“In the middle of last year I was a long way from doing that and then I just added a great finish to last season and it all happened quickly, but it has been such a long process to get there.

“There have been a lot of great moments but a lot of tough moments as well a lot of big losses in important matches.

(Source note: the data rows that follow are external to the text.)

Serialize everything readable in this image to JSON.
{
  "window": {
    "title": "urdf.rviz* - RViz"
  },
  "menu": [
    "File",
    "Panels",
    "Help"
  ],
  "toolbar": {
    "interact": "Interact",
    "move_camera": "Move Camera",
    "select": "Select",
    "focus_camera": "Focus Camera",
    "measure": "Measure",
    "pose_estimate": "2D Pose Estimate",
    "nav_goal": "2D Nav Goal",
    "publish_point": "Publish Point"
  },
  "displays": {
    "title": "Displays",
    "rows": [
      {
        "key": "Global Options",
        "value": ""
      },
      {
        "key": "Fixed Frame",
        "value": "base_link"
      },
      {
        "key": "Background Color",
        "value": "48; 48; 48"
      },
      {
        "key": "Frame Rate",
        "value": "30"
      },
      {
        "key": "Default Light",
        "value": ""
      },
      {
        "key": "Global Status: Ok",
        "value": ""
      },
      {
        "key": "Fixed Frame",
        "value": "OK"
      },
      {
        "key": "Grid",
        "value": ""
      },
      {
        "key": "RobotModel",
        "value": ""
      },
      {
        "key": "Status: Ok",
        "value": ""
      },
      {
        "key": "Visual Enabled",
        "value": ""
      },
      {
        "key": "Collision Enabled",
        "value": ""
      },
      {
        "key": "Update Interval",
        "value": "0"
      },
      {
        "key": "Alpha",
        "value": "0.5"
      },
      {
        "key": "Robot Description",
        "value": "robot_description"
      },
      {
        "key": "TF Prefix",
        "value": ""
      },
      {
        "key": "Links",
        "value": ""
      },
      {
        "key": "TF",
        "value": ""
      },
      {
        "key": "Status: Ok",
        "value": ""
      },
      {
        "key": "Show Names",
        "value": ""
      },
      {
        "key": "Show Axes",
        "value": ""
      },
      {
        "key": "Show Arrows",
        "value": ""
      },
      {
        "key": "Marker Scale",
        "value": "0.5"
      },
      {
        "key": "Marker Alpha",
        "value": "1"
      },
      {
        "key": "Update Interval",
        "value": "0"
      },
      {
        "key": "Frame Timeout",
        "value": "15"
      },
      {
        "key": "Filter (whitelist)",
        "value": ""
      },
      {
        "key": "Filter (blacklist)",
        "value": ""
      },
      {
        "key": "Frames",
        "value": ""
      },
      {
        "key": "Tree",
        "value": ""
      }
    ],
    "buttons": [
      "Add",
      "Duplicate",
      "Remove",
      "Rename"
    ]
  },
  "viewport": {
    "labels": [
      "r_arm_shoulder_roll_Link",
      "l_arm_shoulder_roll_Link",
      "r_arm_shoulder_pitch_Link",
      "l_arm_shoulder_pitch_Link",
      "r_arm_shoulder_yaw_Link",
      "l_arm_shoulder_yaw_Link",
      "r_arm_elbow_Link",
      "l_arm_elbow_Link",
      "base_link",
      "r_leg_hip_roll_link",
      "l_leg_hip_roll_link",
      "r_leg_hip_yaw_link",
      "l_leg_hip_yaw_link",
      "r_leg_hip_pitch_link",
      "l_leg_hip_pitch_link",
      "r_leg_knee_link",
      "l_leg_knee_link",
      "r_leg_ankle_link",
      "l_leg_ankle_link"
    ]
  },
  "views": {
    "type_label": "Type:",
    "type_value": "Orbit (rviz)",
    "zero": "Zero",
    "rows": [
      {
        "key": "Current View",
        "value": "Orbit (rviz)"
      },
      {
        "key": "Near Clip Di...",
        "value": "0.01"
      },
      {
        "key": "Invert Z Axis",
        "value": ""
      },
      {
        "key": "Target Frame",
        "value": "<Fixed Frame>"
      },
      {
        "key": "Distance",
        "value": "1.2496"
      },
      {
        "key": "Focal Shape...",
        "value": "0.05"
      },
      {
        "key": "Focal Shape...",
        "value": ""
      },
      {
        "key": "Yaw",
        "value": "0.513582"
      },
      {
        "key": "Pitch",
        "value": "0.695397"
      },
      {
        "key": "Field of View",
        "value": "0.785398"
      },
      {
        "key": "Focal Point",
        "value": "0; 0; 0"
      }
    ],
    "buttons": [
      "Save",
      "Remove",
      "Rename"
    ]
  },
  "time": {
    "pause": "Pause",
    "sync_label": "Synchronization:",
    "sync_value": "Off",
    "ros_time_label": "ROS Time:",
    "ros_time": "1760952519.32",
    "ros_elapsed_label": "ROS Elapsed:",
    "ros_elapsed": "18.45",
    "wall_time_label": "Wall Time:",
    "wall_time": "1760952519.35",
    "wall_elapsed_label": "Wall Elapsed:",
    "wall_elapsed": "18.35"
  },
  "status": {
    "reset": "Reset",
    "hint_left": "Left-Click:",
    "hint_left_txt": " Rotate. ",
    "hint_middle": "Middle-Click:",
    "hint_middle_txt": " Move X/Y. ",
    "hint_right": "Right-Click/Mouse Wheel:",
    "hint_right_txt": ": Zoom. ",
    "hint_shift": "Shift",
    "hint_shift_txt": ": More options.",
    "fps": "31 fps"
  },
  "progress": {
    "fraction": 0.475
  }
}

“It wasn’t necessarily something I dreamt of I always just wanted to become a professional tennis player. I wanted to be playing in the major events but I never expected to get to number one.”